*** Exercise materials Section Begins ***
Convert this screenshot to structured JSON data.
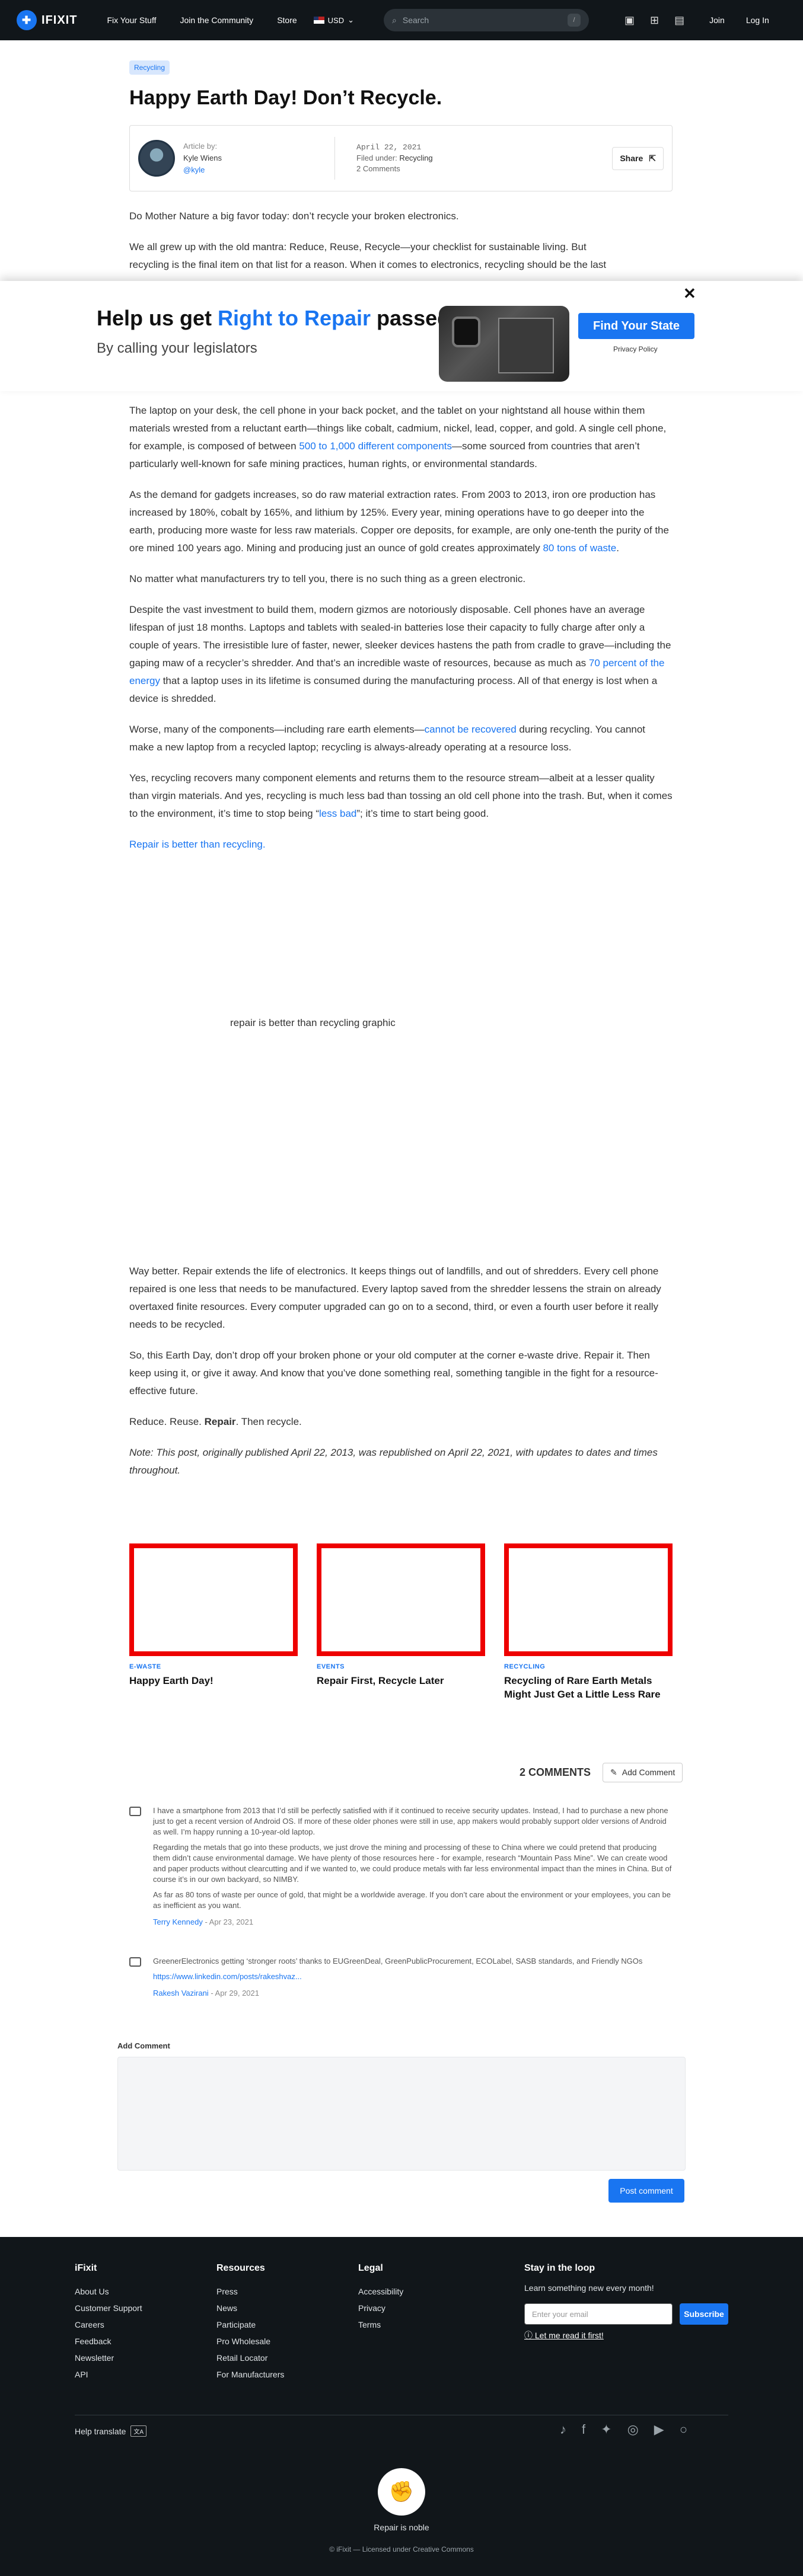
{
  "nav": {
    "logo": "IFIXIT",
    "links": [
      "Fix Your Stuff",
      "Join the Community",
      "Store"
    ],
    "currency": "USD",
    "search_placeholder": "Search",
    "join": "Join",
    "login": "Log In"
  },
  "article": {
    "tag": "Recycling",
    "title": "Happy Earth Day! Don’t Recycle.",
    "author_label": "Article by:",
    "author_name": "Kyle Wiens",
    "author_handle": "@kyle",
    "date": "April 22, 2021",
    "filed_label": "Filed under:",
    "filed_value": "Recycling",
    "comments": "2 Comments",
    "share": "Share",
    "intro_1": "Do Mother Nature a big favor today: don’t recycle your broken electronics.",
    "intro_2a": "We all grew up with the old mantra: Reduce, Reuse, Recycle—your checklist for sustainable living. But",
    "intro_2b": "recycling is the final item on that list for a reason. When it comes to electronics, recycling should be the last",
    "p3a": "The laptop on your desk, the cell phone in your back pocket, and the tablet on your nightstand all house within them materials wrested from a reluctant earth—things like cobalt, cadmium, nickel, lead, copper, and gold. A single cell phone, for example, is composed of between ",
    "p3link": "500 to 1,000 different components",
    "p3b": "—some sourced from countries that aren’t particularly well-known for safe mining practices, human rights, or environmental standards.",
    "p4a": "As the demand for gadgets increases, so do raw material extraction rates. From 2003 to 2013, iron ore production has increased by 180%, cobalt by 165%, and lithium by 125%. Every year, mining operations have to go deeper into the earth, producing more waste for less raw materials. Copper ore deposits, for example, are only one-tenth the purity of the ore mined 100 years ago. Mining and producing just an ounce of gold creates approximately ",
    "p4link": "80 tons of waste",
    "p4b": ".",
    "p5": "No matter what manufacturers try to tell you, there is no such thing as a green electronic.",
    "p6a": "Despite the vast investment to build them, modern gizmos are notoriously disposable. Cell phones have an average lifespan of just 18 months. Laptops and tablets with sealed-in batteries lose their capacity to fully charge after only a couple of years. The irresistible lure of faster, newer, sleeker devices hastens the path from cradle to grave—including the gaping maw of a recycler’s shredder. And that’s an incredible waste of resources, because as much as ",
    "p6link": "70 percent of the energy",
    "p6b": " that a laptop uses in its lifetime is consumed during the manufacturing process. All of that energy is lost when a device is shredded.",
    "p7a": "Worse, many of the components—including rare earth elements—",
    "p7link": "cannot be recovered",
    "p7b": " during recycling. You cannot make a new laptop from a recycled laptop; recycling is always-already operating at a resource loss.",
    "p8a": "Yes, recycling recovers many component elements and returns them to the resource stream—albeit at a lesser quality than virgin materials. And yes, recycling is much less bad than tossing an old cell phone into the trash. But, when it comes to the environment, it’s time to stop being “",
    "p8link": "less bad",
    "p8b": "”; it’s time to start being good.",
    "p9link": "Repair is better than recycling.",
    "graphic_alt": "repair is better than recycling graphic",
    "p10": "Way better. Repair extends the life of electronics. It keeps things out of landfills, and out of shredders. Every cell phone repaired is one less that needs to be manufactured. Every laptop saved from the shredder lessens the strain on already overtaxed finite resources. Every computer upgraded can go on to a second, third, or even a fourth user before it really needs to be recycled.",
    "p11": "So, this Earth Day, don’t drop off your broken phone or your old computer at the corner e-waste drive. Repair it. Then keep using it, or give it away. And know that you’ve done something real, something tangible in the fight for a resource-effective future.",
    "p12a": "Reduce. Reuse. ",
    "p12b": "Repair",
    "p12c": ". Then recycle.",
    "note": "Note: This post, originally published April 22, 2013, was republished on April 22, 2021, with updates to dates and times throughout."
  },
  "banner": {
    "title_a": "Help us get ",
    "title_b": "Right to Repair",
    "title_c": " passed",
    "subtitle": "By calling your legislators",
    "button": "Find Your State",
    "privacy": "Privacy Policy",
    "close": "✕"
  },
  "related": [
    {
      "category": "E-WASTE",
      "title": "Happy Earth Day!"
    },
    {
      "category": "EVENTS",
      "title": "Repair First, Recycle Later"
    },
    {
      "category": "RECYCLING",
      "title": "Recycling of Rare Earth Metals Might Just Get a Little Less Rare"
    }
  ],
  "comments": {
    "count": "2 COMMENTS",
    "add_button": "Add Comment",
    "items": [
      {
        "paragraphs": [
          "I have a smartphone from 2013 that I’d still be perfectly satisfied with if it continued to receive security updates. Instead, I had to purchase a new phone just to get a recent version of Android OS. If more of these older phones were still in use, app makers would probably support older versions of Android as well. I’m happy running a 10-year-old laptop.",
          "Regarding the metals that go into these products, we just drove the mining and processing of these to China where we could pretend that producing them didn’t cause environmental damage. We have plenty of those resources here - for example, research “Mountain Pass Mine”. We can create wood and paper products without clearcutting and if we wanted to, we could produce metals with far less environmental impact than the mines in China. But of course it’s in our own backyard, so NIMBY.",
          "As far as 80 tons of waste per ounce of gold, that might be a worldwide average. If you don’t care about the environment or your employees, you can be as inefficient as you want."
        ],
        "author": "Terry Kennedy",
        "date": " - Apr 23, 2021"
      },
      {
        "paragraphs": [
          "GreenerElectronics getting ‘stronger roots’ thanks to EUGreenDeal, GreenPublicProcurement, ECOLabel, SASB standards, and Friendly NGOs",
          "https://www.linkedin.com/posts/rakeshvaz..."
        ],
        "author": "Rakesh Vazirani",
        "date": " - Apr 29, 2021"
      }
    ],
    "add_label": "Add Comment",
    "post_button": "Post comment"
  },
  "footer": {
    "cols": [
      {
        "title": "iFixit",
        "items": [
          "About Us",
          "Customer Support",
          "Careers",
          "Feedback",
          "Newsletter",
          "API"
        ]
      },
      {
        "title": "Resources",
        "items": [
          "Press",
          "News",
          "Participate",
          "Pro Wholesale",
          "Retail Locator",
          "For Manufacturers"
        ]
      },
      {
        "title": "Legal",
        "items": [
          "Accessibility",
          "Privacy",
          "Terms"
        ]
      }
    ],
    "newsletter_title": "Stay in the loop",
    "newsletter_sub": "Learn something new every month!",
    "email_placeholder": "Enter your email",
    "subscribe": "Subscribe",
    "read_it": "Let me read it first!",
    "help_translate": "Help translate",
    "tagline": "Repair is noble",
    "license": "© iFixit — Licensed under Creative Commons"
  }
}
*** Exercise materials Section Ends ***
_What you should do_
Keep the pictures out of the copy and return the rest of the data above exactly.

_Solved problem_
Convert this screenshot to structured JSON data.
{
  "nav": {
    "logo": "IFIXIT",
    "links": [
      "Fix Your Stuff",
      "Join the Community",
      "Store"
    ],
    "currency": "USD",
    "search_placeholder": "Search",
    "join": "Join",
    "login": "Log In"
  },
  "article": {
    "tag": "Recycling",
    "title": "Happy Earth Day! Don’t Recycle.",
    "author_label": "Article by:",
    "author_name": "Kyle Wiens",
    "author_handle": "@kyle",
    "date": "April 22, 2021",
    "filed_label": "Filed under:",
    "filed_value": "Recycling",
    "comments": "2 Comments",
    "share": "Share",
    "intro_1": "Do Mother Nature a big favor today: don’t recycle your broken electronics.",
    "intro_2a": "We all grew up with the old mantra: Reduce, Reuse, Recycle—your checklist for sustainable living. But",
    "intro_2b": "recycling is the final item on that list for a reason. When it comes to electronics, recycling should be the last",
    "p3a": "The laptop on your desk, the cell phone in your back pocket, and the tablet on your nightstand all house within them materials wrested from a reluctant earth—things like cobalt, cadmium, nickel, lead, copper, and gold. A single cell phone, for example, is composed of between ",
    "p3link": "500 to 1,000 different components",
    "p3b": "—some sourced from countries that aren’t particularly well-known for safe mining practices, human rights, or environmental standards.",
    "p4a": "As the demand for gadgets increases, so do raw material extraction rates. From 2003 to 2013, iron ore production has increased by 180%, cobalt by 165%, and lithium by 125%. Every year, mining operations have to go deeper into the earth, producing more waste for less raw materials. Copper ore deposits, for example, are only one-tenth the purity of the ore mined 100 years ago. Mining and producing just an ounce of gold creates approximately ",
    "p4link": "80 tons of waste",
    "p4b": ".",
    "p5": "No matter what manufacturers try to tell you, there is no such thing as a green electronic.",
    "p6a": "Despite the vast investment to build them, modern gizmos are notoriously disposable. Cell phones have an average lifespan of just 18 months. Laptops and tablets with sealed-in batteries lose their capacity to fully charge after only a couple of years. The irresistible lure of faster, newer, sleeker devices hastens the path from cradle to grave—including the gaping maw of a recycler’s shredder. And that’s an incredible waste of resources, because as much as ",
    "p6link": "70 percent of the energy",
    "p6b": " that a laptop uses in its lifetime is consumed during the manufacturing process. All of that energy is lost when a device is shredded.",
    "p7a": "Worse, many of the components—including rare earth elements—",
    "p7link": "cannot be recovered",
    "p7b": " during recycling. You cannot make a new laptop from a recycled laptop; recycling is always-already operating at a resource loss.",
    "p8a": "Yes, recycling recovers many component elements and returns them to the resource stream—albeit at a lesser quality than virgin materials. And yes, recycling is much less bad than tossing an old cell phone into the trash. But, when it comes to the environment, it’s time to stop being “",
    "p8link": "less bad",
    "p8b": "”; it’s time to start being good.",
    "p9link": "Repair is better than recycling.",
    "graphic_alt": "repair is better than recycling graphic",
    "p10": "Way better. Repair extends the life of electronics. It keeps things out of landfills, and out of shredders. Every cell phone repaired is one less that needs to be manufactured. Every laptop saved from the shredder lessens the strain on already overtaxed finite resources. Every computer upgraded can go on to a second, third, or even a fourth user before it really needs to be recycled.",
    "p11": "So, this Earth Day, don’t drop off your broken phone or your old computer at the corner e-waste drive. Repair it. Then keep using it, or give it away. And know that you’ve done something real, something tangible in the fight for a resource-effective future.",
    "p12a": "Reduce. Reuse. ",
    "p12b": "Repair",
    "p12c": ". Then recycle.",
    "note": "Note: This post, originally published April 22, 2013, was republished on April 22, 2021, with updates to dates and times throughout."
  },
  "banner": {
    "title_a": "Help us get ",
    "title_b": "Right to Repair",
    "title_c": " passed",
    "subtitle": "By calling your legislators",
    "button": "Find Your State",
    "privacy": "Privacy Policy",
    "close": "✕"
  },
  "related": [
    {
      "category": "E-WASTE",
      "title": "Happy Earth Day!"
    },
    {
      "category": "EVENTS",
      "title": "Repair First, Recycle Later"
    },
    {
      "category": "RECYCLING",
      "title": "Recycling of Rare Earth Metals Might Just Get a Little Less Rare"
    }
  ],
  "comments": {
    "count": "2 COMMENTS",
    "add_button": "Add Comment",
    "items": [
      {
        "paragraphs": [
          "I have a smartphone from 2013 that I’d still be perfectly satisfied with if it continued to receive security updates. Instead, I had to purchase a new phone just to get a recent version of Android OS. If more of these older phones were still in use, app makers would probably support older versions of Android as well. I’m happy running a 10-year-old laptop.",
          "Regarding the metals that go into these products, we just drove the mining and processing of these to China where we could pretend that producing them didn’t cause environmental damage. We have plenty of those resources here - for example, research “Mountain Pass Mine”. We can create wood and paper products without clearcutting and if we wanted to, we could produce metals with far less environmental impact than the mines in China. But of course it’s in our own backyard, so NIMBY.",
          "As far as 80 tons of waste per ounce of gold, that might be a worldwide average. If you don’t care about the environment or your employees, you can be as inefficient as you want."
        ],
        "author": "Terry Kennedy",
        "date": " - Apr 23, 2021"
      },
      {
        "paragraphs": [
          "GreenerElectronics getting ‘stronger roots’ thanks to EUGreenDeal, GreenPublicProcurement, ECOLabel, SASB standards, and Friendly NGOs",
          "https://www.linkedin.com/posts/rakeshvaz..."
        ],
        "author": "Rakesh Vazirani",
        "date": " - Apr 29, 2021"
      }
    ],
    "add_label": "Add Comment",
    "post_button": "Post comment"
  },
  "footer": {
    "cols": [
      {
        "title": "iFixit",
        "items": [
          "About Us",
          "Customer Support",
          "Careers",
          "Feedback",
          "Newsletter",
          "API"
        ]
      },
      {
        "title": "Resources",
        "items": [
          "Press",
          "News",
          "Participate",
          "Pro Wholesale",
          "Retail Locator",
          "For Manufacturers"
        ]
      },
      {
        "title": "Legal",
        "items": [
          "Accessibility",
          "Privacy",
          "Terms"
        ]
      }
    ],
    "newsletter_title": "Stay in the loop",
    "newsletter_sub": "Learn something new every month!",
    "email_placeholder": "Enter your email",
    "subscribe": "Subscribe",
    "read_it": "Let me read it first!",
    "help_translate": "Help translate",
    "tagline": "Repair is noble",
    "license": "© iFixit — Licensed under Creative Commons"
  }
}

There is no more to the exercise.